- Alan L Mackay, Department of Crystallography, Birkbeck College, London
At the moment, we cannot pack a volume of Giles Watson's poetry, and must settle for the web. Since he also left some "little celebrations" in the comments section of another of my posts, I'm reprinting them here so you might notice them:
Three poems by Giles WatsonThank you, Giles Watson.
I'm glad you have written an ode to the dung beetle. Life would be a lot poorer without them. I hope you don't mind me posting three poems at once, but here are three more insects whose reputations have, I am sure, been unjustly maligned:
YELLOW DUNG FLY
It doubled as our larder,
This horse turd where we grew;
One day we pupated
And another day we flew.
We have hairy legs,
Dung-coloured are our bristles,
We fly and look for fresh new piles
Among the grass and thistles.
When you walk by we’ll gad about,
A merry cloud of yellow
Where the dung is steaming
Or where it has grown mellow.
When we were grubs, we gobbled dung
Like all the other flies,
But now we’re homing in on them
Fixed in our compound eyes,
And all the scatophagic flies
We’ll gobble where they sit,
For now that we are fully grown
We’re sick of eating shit.
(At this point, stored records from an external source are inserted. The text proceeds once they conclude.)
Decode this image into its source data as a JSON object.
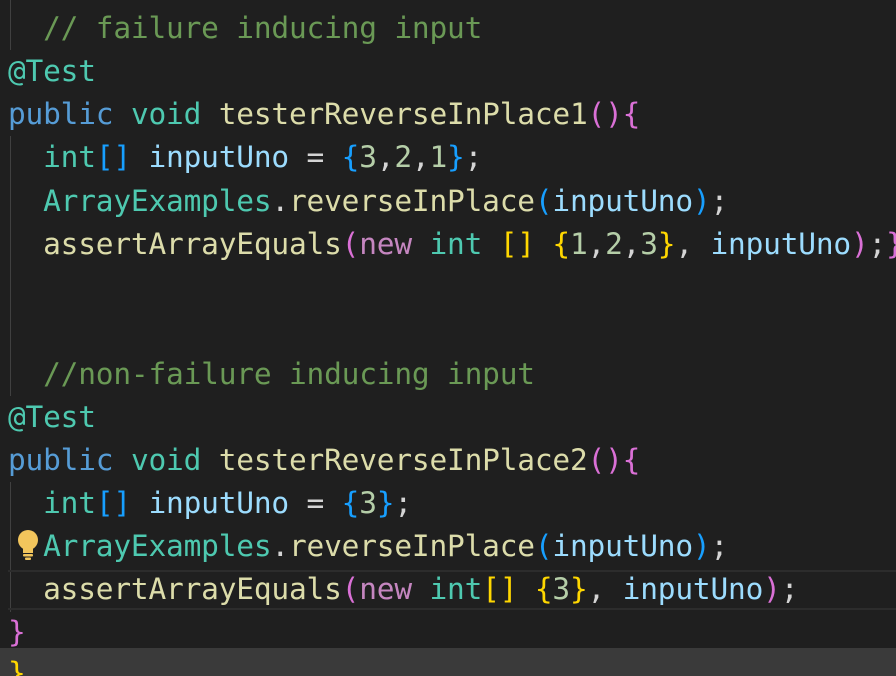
{
  "code": {
    "comment_failure": "// failure inducing input",
    "annotation": "@Test",
    "kw_public": "public",
    "kw_void": "void",
    "method1": "testerReverseInPlace1",
    "kw_int": "int",
    "var_input": "inputUno",
    "eq": "=",
    "class_name": "ArrayExamples",
    "method_reverse": "reverseInPlace",
    "method_assert": "assertArrayEquals",
    "kw_new": "new",
    "comment_nonfailure": "//non-failure inducing input",
    "method2": "testerReverseInPlace2",
    "nums1": [
      "3",
      "2",
      "1"
    ],
    "nums_expected1": [
      "1",
      "2",
      "3"
    ],
    "nums2": [
      "3"
    ],
    "nums_expected2": [
      "3"
    ]
  },
  "colors": {
    "background": "#1f1f1f",
    "comment": "#6a9955",
    "keyword": "#569cd6",
    "type": "#4ec9b0",
    "function": "#dcdcaa",
    "variable": "#9cdcfe",
    "number": "#b5cea8",
    "bracket_gold": "#ffd700",
    "bracket_purple": "#da70d6",
    "bracket_blue": "#179fff"
  },
  "icons": {
    "lightbulb": "lightbulb-icon"
  }
}
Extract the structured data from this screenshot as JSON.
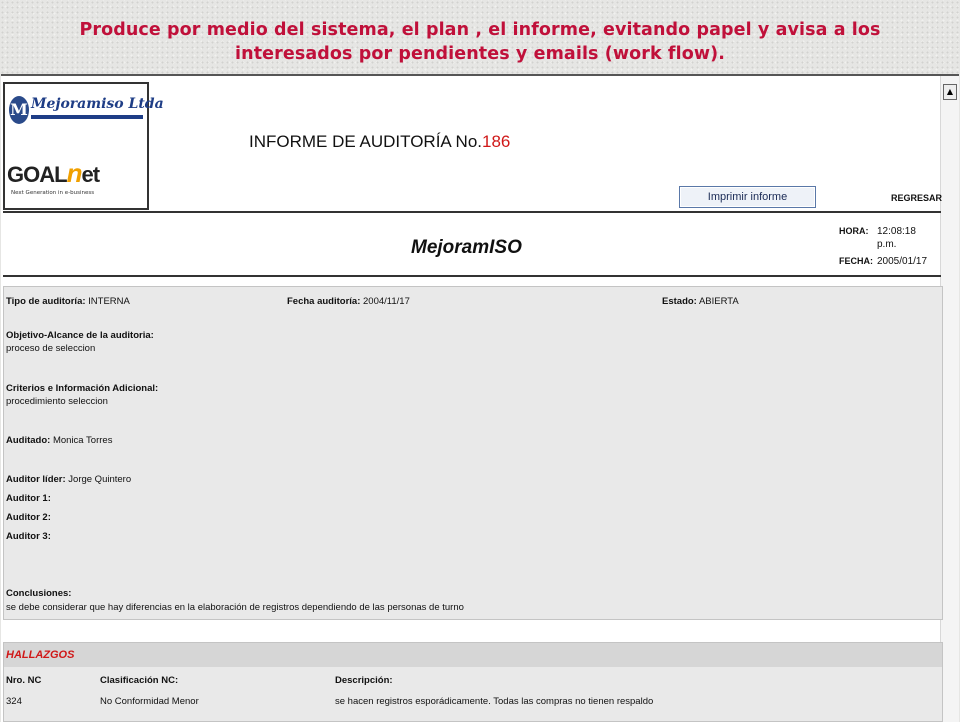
{
  "caption": {
    "line1": "Produce por medio del sistema, el plan , el informe, evitando papel y avisa a los",
    "line2": "interesados por pendientes  y emails (work flow)."
  },
  "logo": {
    "company": "Mejoramiso Ltda",
    "product_prefix": "GOAL",
    "product_accent": "n",
    "product_suffix": "et",
    "product_tagline": "Next Generation in e-business"
  },
  "header": {
    "title_prefix": "INFORME DE AUDITORÍA No.",
    "title_number": "186",
    "print_button": "Imprimir informe",
    "back_link": "REGRESAR",
    "brand": "MejoramISO",
    "hora_label": "HORA:",
    "hora_value_1": "12:08:18",
    "hora_value_2": "p.m.",
    "fecha_label": "FECHA:",
    "fecha_value": "2005/01/17"
  },
  "audit": {
    "tipo_label": "Tipo de auditoría:",
    "tipo_value": "INTERNA",
    "fecha_label": "Fecha auditoría:",
    "fecha_value": "2004/11/17",
    "estado_label": "Estado:",
    "estado_value": "ABIERTA",
    "objetivo_label": "Objetivo-Alcance de la auditoria:",
    "objetivo_value": "proceso de seleccion",
    "criterios_label": "Criterios e Información Adicional:",
    "criterios_value": "procedimiento seleccion",
    "auditado_label": "Auditado:",
    "auditado_value": "Monica Torres",
    "lider_label": "Auditor líder:",
    "lider_value": "Jorge Quintero",
    "auditor1_label": "Auditor 1:",
    "auditor2_label": "Auditor 2:",
    "auditor3_label": "Auditor 3:",
    "conclusiones_label": "Conclusiones:",
    "conclusiones_value": "se debe considerar que hay diferencias en la elaboración de registros dependiendo de las personas de turno"
  },
  "hallazgos": {
    "title": "HALLAZGOS",
    "columns": [
      "Nro. NC",
      "Clasificación NC:",
      "Descripción:"
    ],
    "rows": [
      [
        "324",
        "No Conformidad Menor",
        "se hacen registros esporádicamente. Todas las compras no tienen respaldo"
      ]
    ]
  },
  "icons": {
    "scroll_up": "scroll-up-arrow-icon"
  }
}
Source material: Despite its scientific name, the adult dung-fly Scathophaga stercoraria does not eat dung, but preys on other species of fly feeding on it. The larvae develop in the dung. The males, yellow in colour, are the most commonly observed; the females are rarer and greyer. This song was inspired by observation of their habits on Port Meadow in Oxford, where there is a ready supply of horse dung. They are equally partial to flies which feed on cow-pats.-----------------------------------------------------------------------
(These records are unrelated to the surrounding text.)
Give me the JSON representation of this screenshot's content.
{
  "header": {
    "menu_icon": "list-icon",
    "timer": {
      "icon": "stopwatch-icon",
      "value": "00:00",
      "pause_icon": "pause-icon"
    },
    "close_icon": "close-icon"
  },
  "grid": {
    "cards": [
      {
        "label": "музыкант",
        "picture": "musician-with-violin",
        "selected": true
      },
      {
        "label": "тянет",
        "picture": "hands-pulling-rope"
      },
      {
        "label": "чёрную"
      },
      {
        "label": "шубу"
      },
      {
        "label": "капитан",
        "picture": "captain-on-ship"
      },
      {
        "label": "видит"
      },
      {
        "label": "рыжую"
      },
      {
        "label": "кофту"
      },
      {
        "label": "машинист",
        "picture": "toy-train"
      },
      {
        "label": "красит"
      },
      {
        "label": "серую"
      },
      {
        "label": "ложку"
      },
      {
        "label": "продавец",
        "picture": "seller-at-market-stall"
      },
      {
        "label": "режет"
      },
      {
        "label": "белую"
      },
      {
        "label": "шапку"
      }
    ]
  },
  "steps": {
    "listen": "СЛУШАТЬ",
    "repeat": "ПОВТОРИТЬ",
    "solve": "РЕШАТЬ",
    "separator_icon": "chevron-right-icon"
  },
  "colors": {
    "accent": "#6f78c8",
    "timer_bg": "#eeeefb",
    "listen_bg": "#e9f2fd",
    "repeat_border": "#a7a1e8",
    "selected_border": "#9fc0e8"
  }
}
I am of fine lineage; my forebears
Skulked in the crevices of London
In 1670. Aristophanes knew them too.
To prevent our coming is impossible;
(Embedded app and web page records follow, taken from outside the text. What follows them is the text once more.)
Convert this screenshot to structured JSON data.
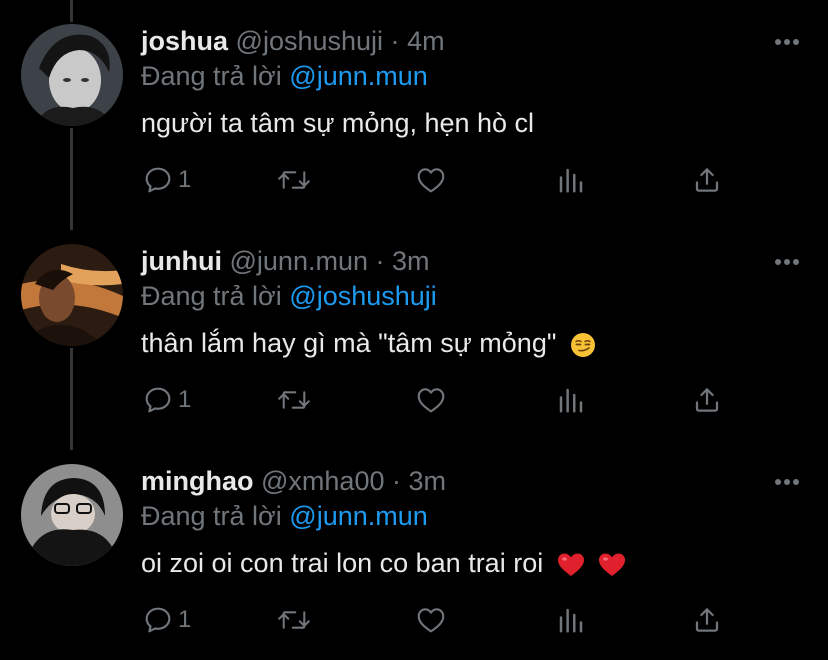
{
  "tweets": [
    {
      "name": "joshua",
      "handle": "@joshushuji",
      "separator": "·",
      "time": "4m",
      "reply_prefix": "Đang trả lời",
      "reply_to": "@junn.mun",
      "text": "người ta tâm sự mỏng, hẹn hò cl",
      "reply_count": "1"
    },
    {
      "name": "junhui",
      "handle": "@junn.mun",
      "separator": "·",
      "time": "3m",
      "reply_prefix": "Đang trả lời",
      "reply_to": "@joshushuji",
      "text": "thân lắm hay gì mà \"tâm sự mỏng\"",
      "reply_count": "1"
    },
    {
      "name": "minghao",
      "handle": "@xmha00",
      "separator": "·",
      "time": "3m",
      "reply_prefix": "Đang trả lời",
      "reply_to": "@junn.mun",
      "text": "oi zoi oi con trai lon co ban trai roi",
      "reply_count": "1"
    }
  ],
  "icons": {
    "reply": "reply-icon",
    "retweet": "retweet-icon",
    "like": "like-icon",
    "analytics": "analytics-icon",
    "share": "share-icon",
    "more": "more-icon",
    "smirk_emoji": "smirking-face-emoji",
    "heart_emoji": "red-heart-emoji"
  },
  "colors": {
    "background": "#000000",
    "primary_text": "#e7e9ea",
    "secondary_text": "#71767b",
    "link": "#1d9bf0",
    "thread_line": "#333639"
  }
}
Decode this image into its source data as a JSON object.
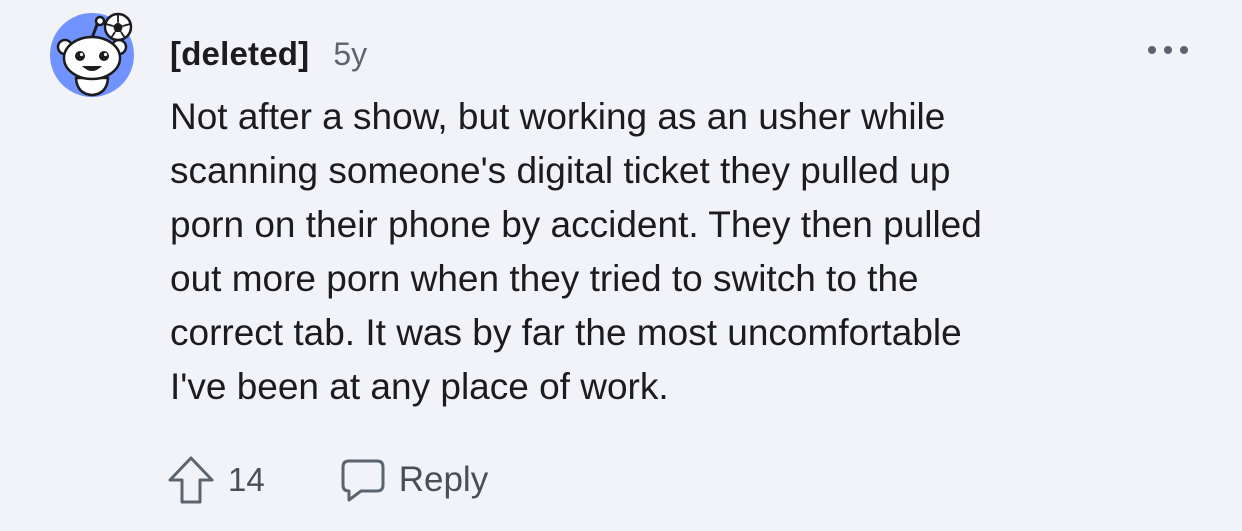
{
  "comment": {
    "avatar_icon": "snoo-avatar-with-soccer-ball-icon",
    "author": "[deleted]",
    "age": "5y",
    "more_icon": "ellipsis-icon",
    "body_lines": [
      "Not after a show, but working as an usher while",
      "scanning someone's digital ticket they pulled up",
      "porn on their phone by accident. They then pulled",
      "out more porn when they tried to switch to the",
      "correct tab. It was by far the most uncomfortable",
      "I've been at any place of work."
    ]
  },
  "actions": {
    "upvote_icon": "upvote-arrow-icon",
    "vote_count": "14",
    "reply_icon": "comment-bubble-icon",
    "reply_label": "Reply"
  },
  "colors": {
    "background": "#f1f3f8",
    "avatar_background": "#7193ff",
    "text_primary": "#1c1c1e",
    "text_secondary": "#5c6470"
  }
}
A greatcoat holds enough of us,
In its hems, to stock a house.
We keep to the cracks by day.
Or secrete ourselves in old socks;
By night we suck your blood.
You can stop every nail hole with putty,
Every crack with plaster of Paris,
Smother the ceiling with white lime,
Dip the bedstead, disassembled
In turpentine or corrosive sublimate,
And sprinkle the sheets also, to no avail.
Though your house reeks and drips with spirits,
I’ll crawl the crack between your legs;
You’ll be scratching by the morning.
Source material: Curtis’s British Entomology, 569.-----------------------------------------------------------------------
Sylla the dictator fell to our host
As Pliny’s discourse will tell you -
He scratched and he groaned
And he gave up the ghost -
And if that’s not enough to repel you:
We have lobster claws
We have bloodsucking jaws
For tapping our guts to your pulses,
And our dinner’s apparent,
For our bellies transparent
Make it easy to watch peristalsis.
Source material: Pliny records that Pherecydes Sirius and Sylla the dictator both died phthiriasis, a disease caused by louse infestation, and Quintus Serenus adds: “Great Sylla too the fatal scourge hath known;/ Slain by a host far mightier than his own.” See G. Shaw and F.P. Nodder, The Naturalist’s Miscellany, 1789-1813.
NOTE: All poems and commentary by Giles Watson are copyright © Giles Watson and are not to be reprinted without his permission.